Today, with recreational marijuana legalized in four states and the District of Columbia while dozens more — including New York — permitting weed for medical reasons, 4/20 in 2015 is a bona fide, out-in-the-open business opportunity. For starters, McDonald’s (NYSE: MCD) started testing its all-day breakfast in San Diego today, giving the potheads a chuckle.
But this is far more than cheap jokes and a curiosity. An avalanche of startup energy and investor dollars are flowing into the cannabis biz, with one Wall Street analyst predicting it will become a $1.2 billion industry in New York state alone by 2020.
“The world has never seen a business this big that was black-market become white-market,” said Leslie Bocskor, managing partner of cannabis consulting firm Electrum Partners, in a Crain’s New York Business article exploring the high barriers to entry faced by entrepreneurs in the marijuana business.
In a report published today, Bloomberg identified 55 publicly traded companies whose businesses are primarily about marijuana, calling it an informal pot index. Despite the immense momentum the legalization movement seems to have, those stock prices still illustrate the market’s hesitancy to dive in full bore. The collective market cap has shrunk considerably since last year, as investors still seek clarity on if the federal government will relax its outright ban on marijuana.

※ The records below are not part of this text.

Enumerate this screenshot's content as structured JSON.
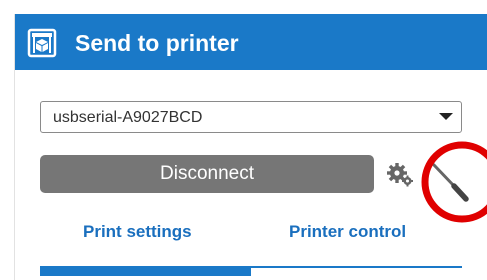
{
  "header": {
    "title": "Send to printer",
    "icon": "printer-cube-icon",
    "background_color": "#1a79c8"
  },
  "connection": {
    "port_select": {
      "selected_value": "usbserial-A9027BCD",
      "icon": "chevron-down-icon"
    },
    "disconnect_label": "Disconnect",
    "settings_icon": "gear-icon",
    "tools_icon": "wrench-icon"
  },
  "annotation": {
    "highlight_color": "#e00000",
    "target": "wrench-icon"
  },
  "tabs": [
    {
      "label": "Print settings",
      "active": true
    },
    {
      "label": "Printer control",
      "active": false
    }
  ],
  "colors": {
    "accent": "#1a79c8",
    "tab_text": "#1a6fbe",
    "button_gray": "#767676"
  }
}
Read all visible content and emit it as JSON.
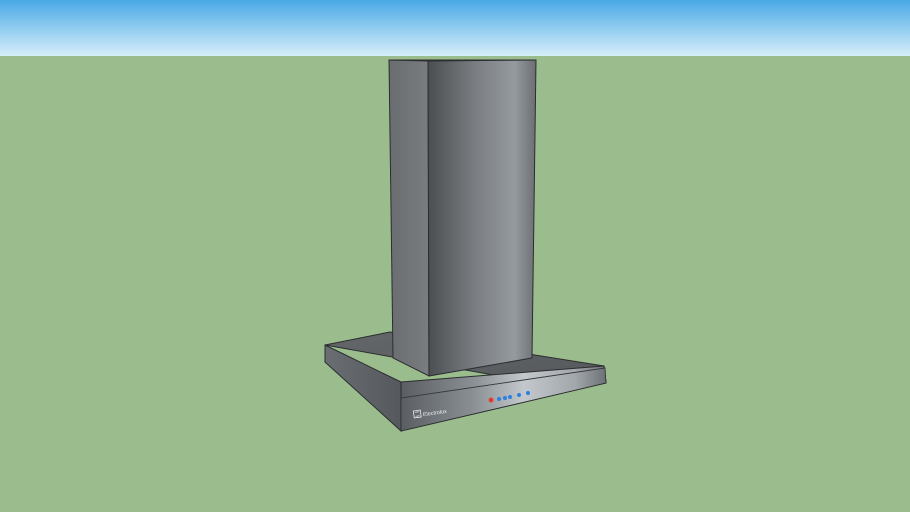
{
  "scene": {
    "colors": {
      "sky_top": "#4aa9e6",
      "sky_bottom": "#d4ecf8",
      "ground": "#9bbd8e",
      "chimney_side": "#6f7275",
      "chimney_front_dark": "#4b4e51",
      "chimney_front_light": "#8d9195",
      "canopy_top": "#5d6063",
      "canopy_front_light": "#b8bdc1",
      "canopy_front_dark": "#5a5e62",
      "outline": "#2b2d2f",
      "indicator_red": "#e03a2e",
      "indicator_blue": "#2f7fe0"
    }
  },
  "appliance": {
    "type": "chimney range hood",
    "brand": "Electrolux",
    "indicators": [
      "red",
      "blue",
      "blue",
      "blue",
      "blue",
      "blue"
    ]
  }
}
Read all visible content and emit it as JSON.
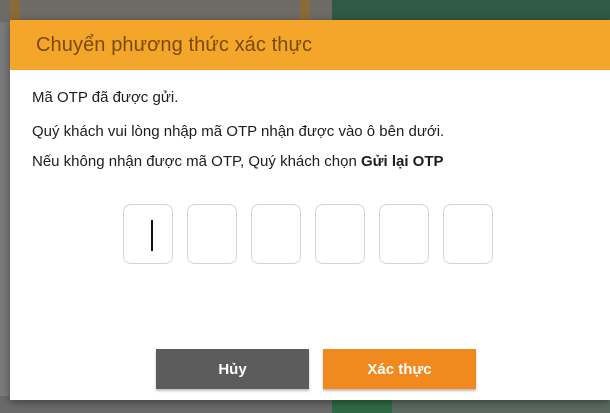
{
  "modal": {
    "title": "Chuyển phương thức xác thực",
    "message_sent": "Mã OTP đã được gửi.",
    "instruction": "Quý khách vui lòng nhập mã OTP nhận được vào ô bên dưới.",
    "resend_prefix": "Nếu không nhận được mã OTP, Quý khách chọn ",
    "resend_link": "Gửi lại OTP",
    "otp_fields": [
      "",
      "",
      "",
      "",
      "",
      ""
    ],
    "cancel_label": "Hủy",
    "confirm_label": "Xác thực"
  },
  "colors": {
    "header": "#f3a62a",
    "title_text": "#7a4a06",
    "cancel_button": "#5c5c5c",
    "confirm_button": "#f08a1e"
  }
}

New York’s nascent pot market will be closely watched by the entire industry and its investors, because the medical marijuana law passed last year is especially restrictive. For all the presumed demand for the drug, New York will require that all legal weed be sold in extract or pill form and only allow five companies to establish four dispensaries each. That puts millions of dollars in upfront costs on any would-be grower or dispensary.
As the Buffalo News points out, all these high costs are coming along without much guidance at all on the most important question: Price. Unlike in every other state to have legalized medical marijuana, New York will set retail prices by rule, and hasn’t done it yet.
“Without a doubt, the biggest challenge for any professional looking at this is the question on price,” pharmaceutical industry consultant Jody Miller told the News.
Defenders of the New York law say businesses might end up watching New York precisely because it is so cautious and limited. While the rules will certainly keep many startups out of the game, Crain’s reports that rules forcing New York to sell in pill or extract form will make it easier to develop standardized medical protocols around the drug, which will be necessary for any major regulatory standard to emerge.
“New York’s law is without a doubt the most narrow and restrictive, but it’s zeroing in on the science,” said Josh Stanley, a Colorado medical marijuana leader who has recently moved to New York. He predicted a “biotech revolution” in that sense.